Employee engagement is one of the most important tools in maintaining satisfaction, loyalty and productivity. Don’t be another statistic. Don’t make the same mistakes as so many companies. Your culture is entirely reliant on whether or not your team is engaged with it. Read Dale Carnegie’s 50 Employee Engagement Ideas and Tips for some hands-on advice.

Whatever decisions you make – be transparent with your team

We often talk about the value of transparency in our blog posts, because you really cannot underestimate how valuable it can be. When someone feels trusted they are more likely to trust in return. Your team will be more powerful, more loyal and more engaged when you involve them in the process.

Celebrate when things go well

We are so often quick to criticise when things don’t go to plan – looking for a face to blame in a bid to ensure it doesn’t happen again. What about the wins? Your team has achieved their goals and instead of celebrating, it’s business as usual. Celebrating those wins with your team is crucial to a positive culture and there are numerous ongoing advantages.

Foster health and wellbeing

Employee health and wellbeing are not just buzzwords to repeat in your annual report. If you want to keep a solid, satisfied, productive workforce, you absolutely must actively support their mental and physical health. Following these simple tips, are just some of the ways you can improve your workplace health and wellbeing.

Promote teamwork and camaraderie

As we’ve mentioned your company culture is entirely dependent on the investment of your team. Without them, it’s lip-service for the board. Your team needs to feel that they are part of something – they need to feel like a team. Work on building a feeling of camaraderie amongst your employees by implementing changes such as the recommendations in this Small Business article.

Inject a little bit of humour

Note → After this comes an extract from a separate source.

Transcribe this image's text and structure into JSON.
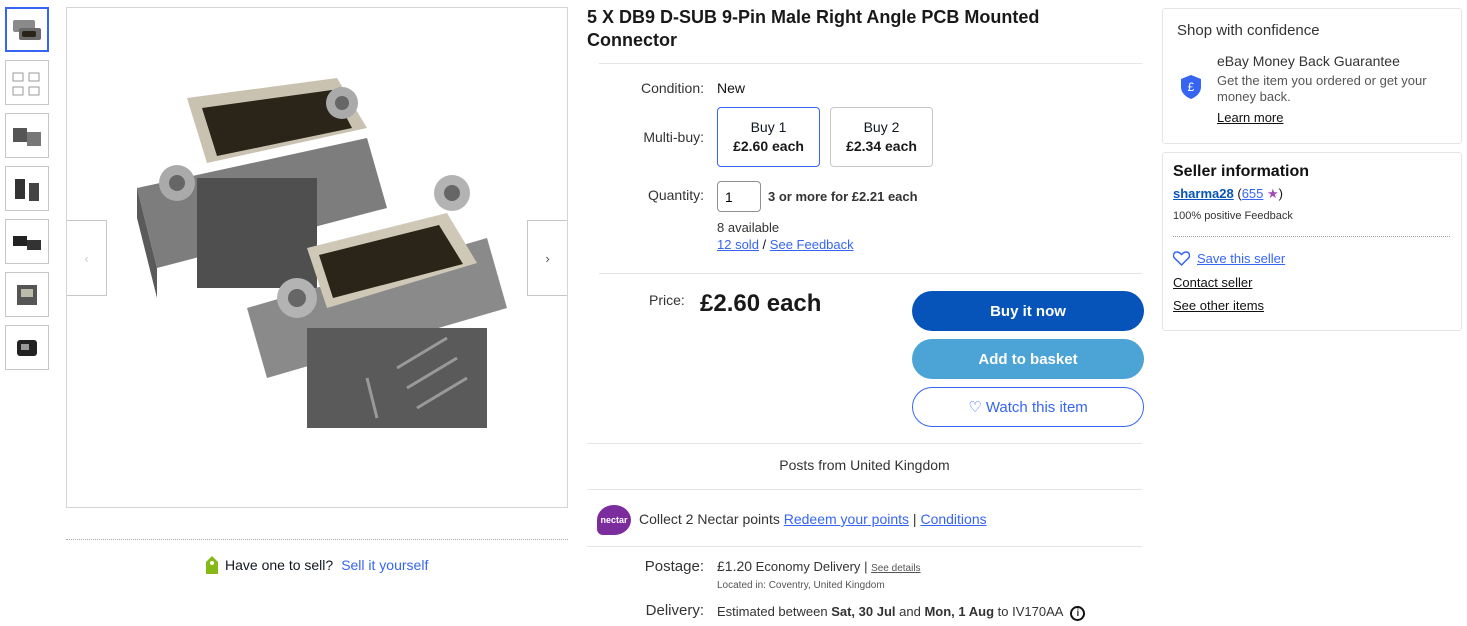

We all love to laugh, it makes us happy and builds positivity. In the workplace, there are real and tangible advantages of injecting a little bit of humour into your workplace. Don’t be afraid to throw a little fun into your work. If it is consistent with your wider goals, it’ll only serve to improve your company culture overall. Watch this hysterical Twitter video on workplace culture for a little inspiration.

Support training and development

Nothing shows you’re invested in your team more than when you actively invest in their development. The wise words of Richard Branson are timeless and so true. Create an effective learning and development program, and you’ll reap the rewards.

Culture is a fickle thing. If you get it wrong, you can forever scar your reputation and business overall. Register for the Konnect Learning Fostering Company Culture Masterclass and you are on the path to business success.